MY LIFE - The things you find

MY LIFE - The things you find

I was searching for the very nice certificate I had received from the National Wildlife Federation dated Nov. 19, 2013, designating my slightly messy little yard a Certified Wildlife Habitat in their “worldwide network of mini-refuges.”

It stated that “Because of the owner’s conscientious planning, landscaping and sustainable gardening, wildlife may find quality habitat – food, water, cover, and places to raise their young.” I hesitated to point out the fact that it was more happy happenstance with little or no planning involved, but since I didn’t want to embarrass them, I decided to just let the matter slide.

I’m really not meaning to brag here, and I know that it sounds like a pretty geeky thing, but it really pleases me to see such a wide variety of birds and what I refer to as critters here on my little suburban plot of land. It never occurred to me that it might be considered anything special until my daughter Kathy, who is infinitely more of a “tree hugger” than I am, told me I should apply for the certification.

When filling out the paperwork, I was surprised to learn that the woodpile and the residual rock pile (unadopted leftovers from the demolition of an old fireplace) along the back fence were prized by all kinds of wildlife, as were all my various plantings, bird feeders, and birdbaths. I was even more surprised to receive the certificate which I then tucked away for safekeeping.

I don’t remember why I was suddenly looking for the thing five years later, but the search through the many shelves and cubbies of my spare room soon took on the feel of an archaeological dig.

My first find was a copy of my grandfather Bouchard’s naturalization papers, dated Nov. 9, 1908, in Deadwood, S.D. He and his wife had left their farm in Quebec in 1902 and headed to South Dakota where he worked in the Homestake Gold Mine until he was injured in an explosion in 1910.

I found the owner’s manual for the chainsaw, later sold still in its original box at a yard sale a few years ago after being scared out of ever using it by my children who had been terrified by its original purchase.

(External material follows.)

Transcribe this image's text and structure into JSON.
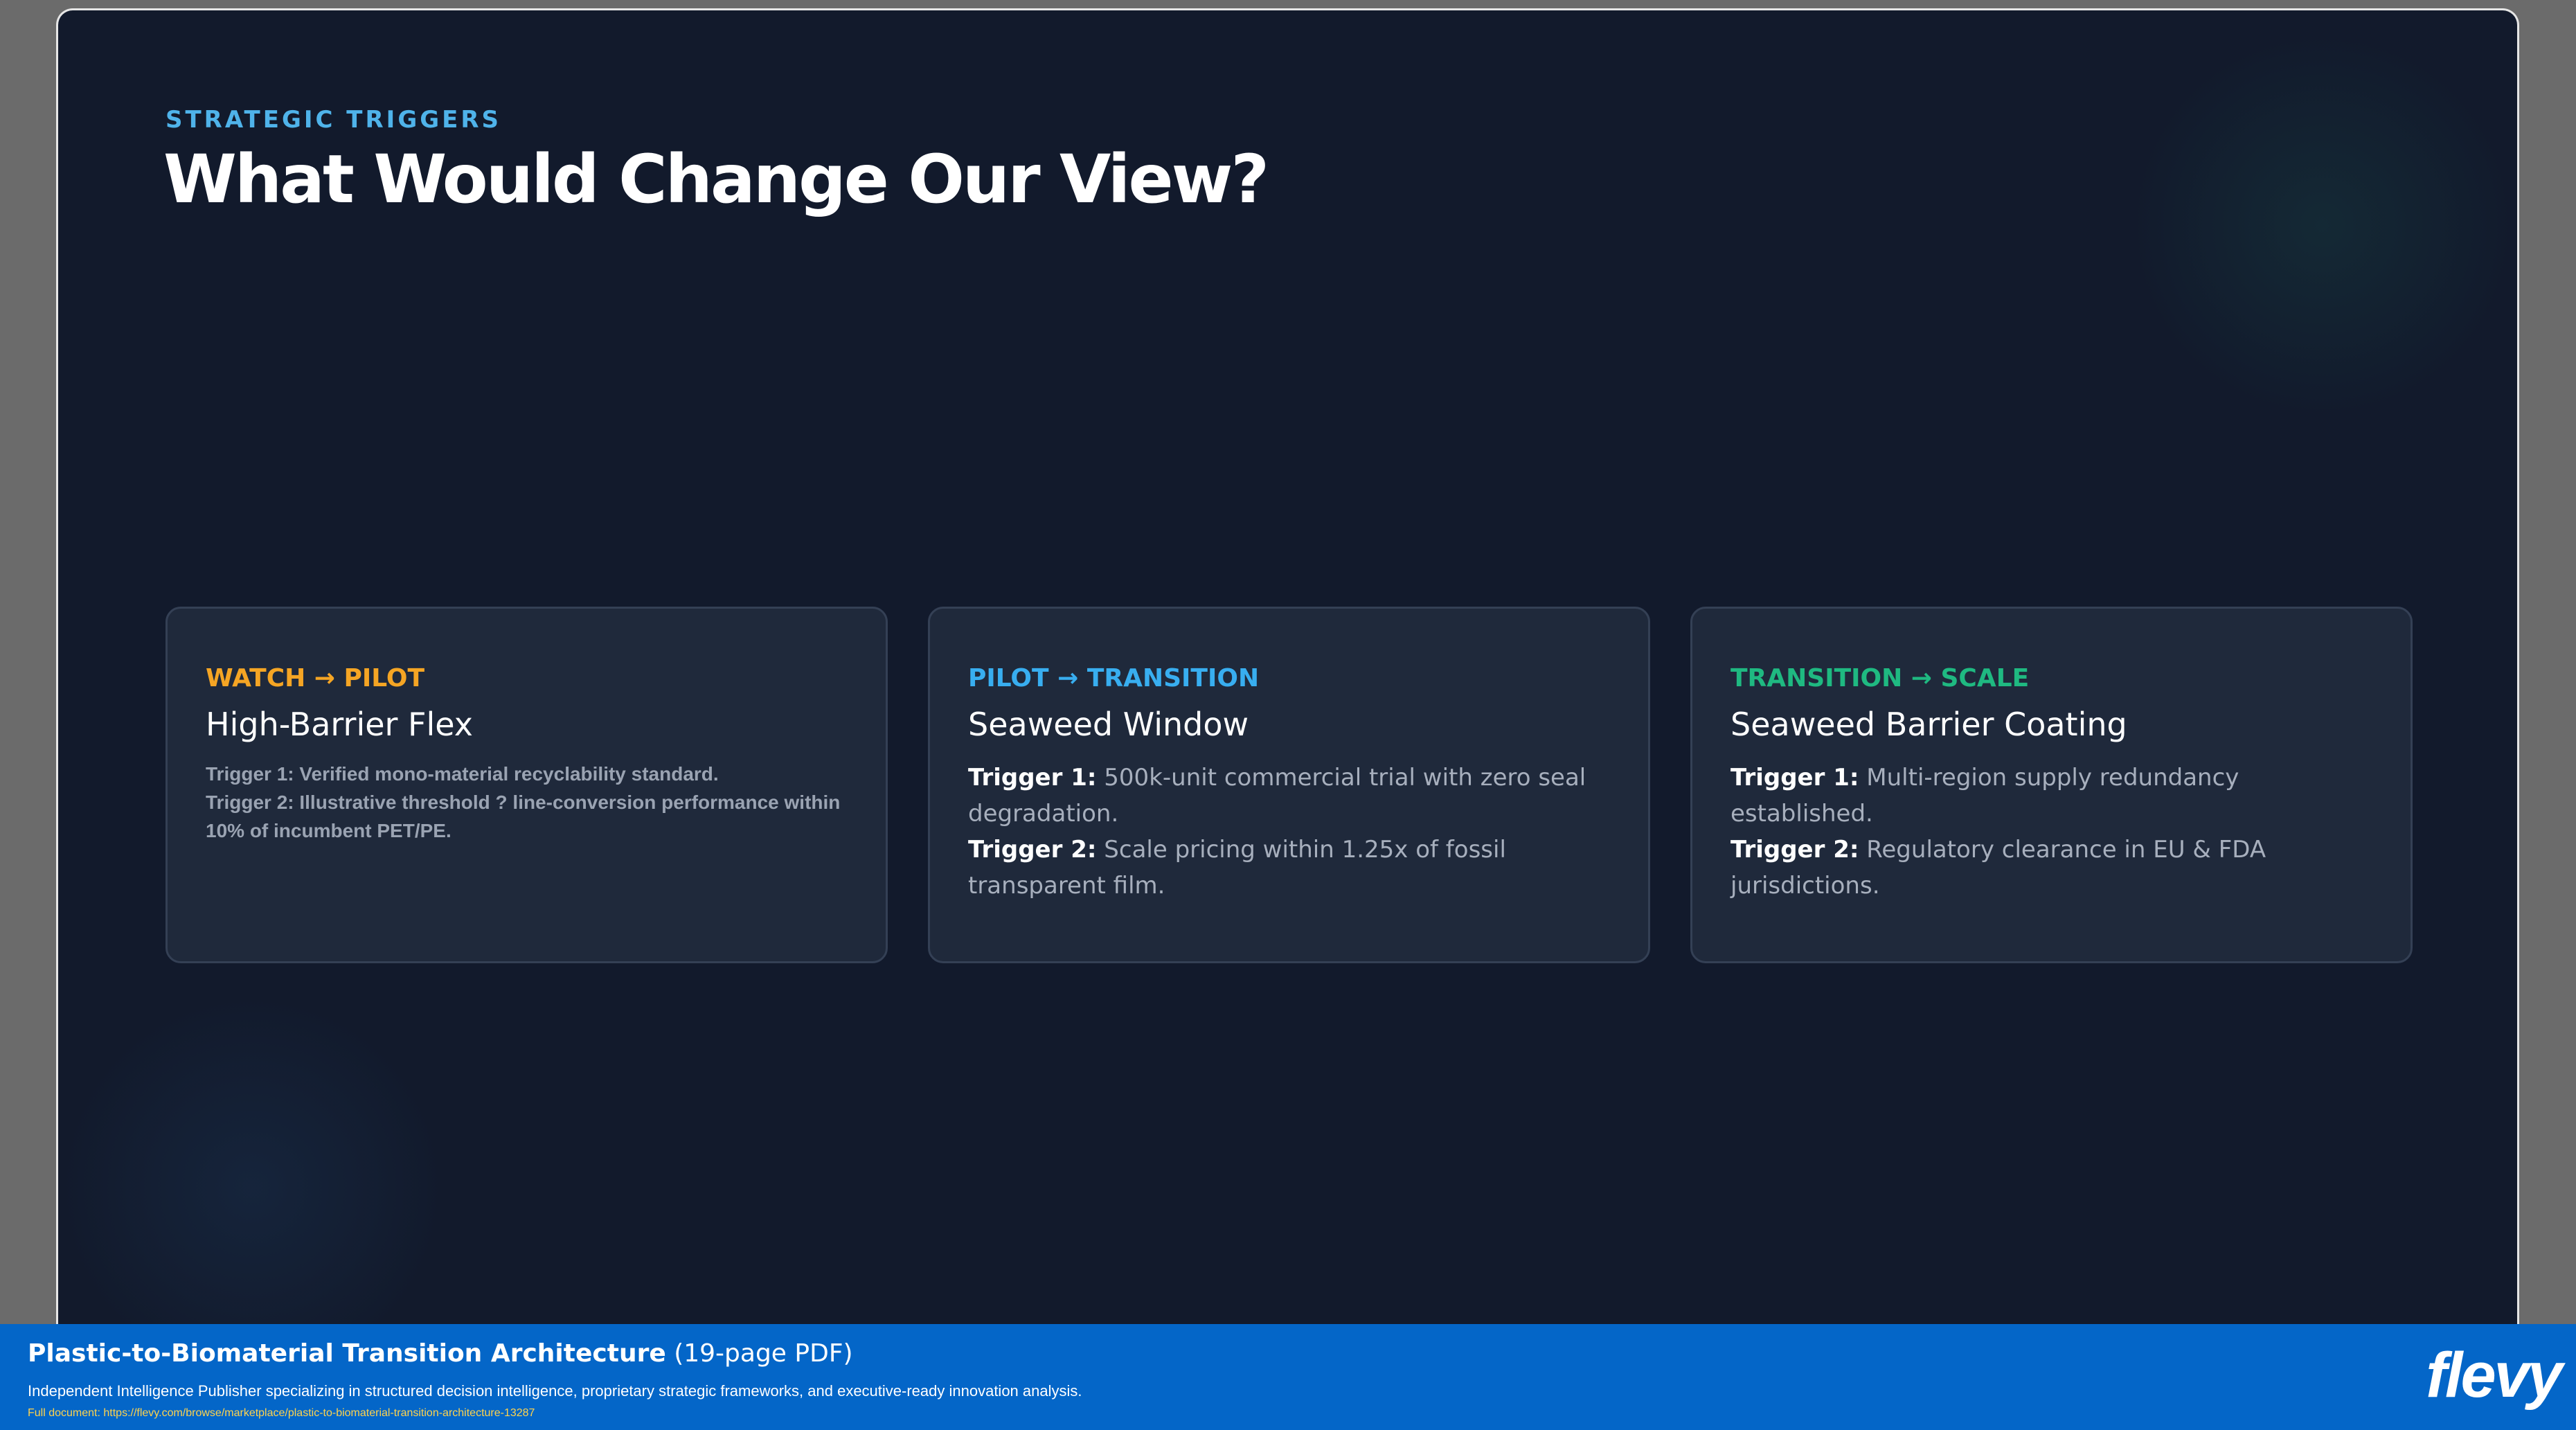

In rapid succession, I unearthed the instruction manual for the electric fireplace that’s in the sunroom, two Glo-Guns (?), a set of size-10 knit-in-the-dark knitting needles, batteries included, and a balsa wood glider still in its wrapper.

There was my old Garmin GPS that had led me seriously astray more than once before being replaced (Why did I keep it? Why do I still have it even now?), a very nice, brand new Vera Bradley zippered pouch, and a kit of lavender essential oils that I apparently had no idea what to do with then anymore than I do now, and yet it remains on the shelf, which perhaps gives you some idea of how this is going and why.

Tucked way back behind everything was a tiny brand new hand-knitted light blue infant hat with a little chin strap that promptly went into the bag of hats our knitting group was donating to an inner city coat drive in Worcester, a pair of used black, men’s socks that just as promptly went into the trash, and pattern and fabric for a small Christmas tree I never got around to making...yet.

There was an unopened box of Crayola colored pencils and a Mickey Mouse Magic Ink coloring book, obviously stashed away as part of a long ago Christmas gift for a grandson who turns 11-years-old this weekend and is now too old for them (but fortunately never too old for the balsa wood glider).

I found a December 2012 Ellery Queen Magazine to which my late son Rick had a subscription that expired long after he did, and my own “Spanish for Dummies,” one of several “Dummies” books on various subjects, most of which are in a different room.

For some reason that remains unclear, there was a brand new, unopened pair of really pretty lace 24” tier curtains and a pair of tension rods to go with them. The only room with two windows in it is my room and it already has full length lace curtains in its windows and no reason in the world why it would need tiers. If anyone out there could use them, let me know and they’re yours. They are too pretty to waste.

All of the above were found in the shelving units, mixed in willy-nilly with a bunch of other stuff I knew was there, but the cubbies in the big computer desk held a different sort of surprises. Like a packet of my late father-in-law’s WWII army papers (copies, not originals), a stack of enough unused Christmas cards in both English and French to get this year’s mailing well on its way, and a packet of heartwarming thank you letters (several of which made me cry) from people who had requested sand from Omaha Beach after I returned from a trip there 10 years ago. Oh, and let’s not forget the two thick packets of documents from previous mortgage refinances done several years ago that I finally got around to shredding just yesterday.

That was the point at which I found the manila envelope that triggered the search to start with, and the point at which the digging and sorting stopped, leaving me amazed at the sheer volume and variety of artifacts to be found when one begins digging and wondering what might still be lurking, just waiting to be unearthed.

Rhea Bouchard Powers is a writer from Cumberland.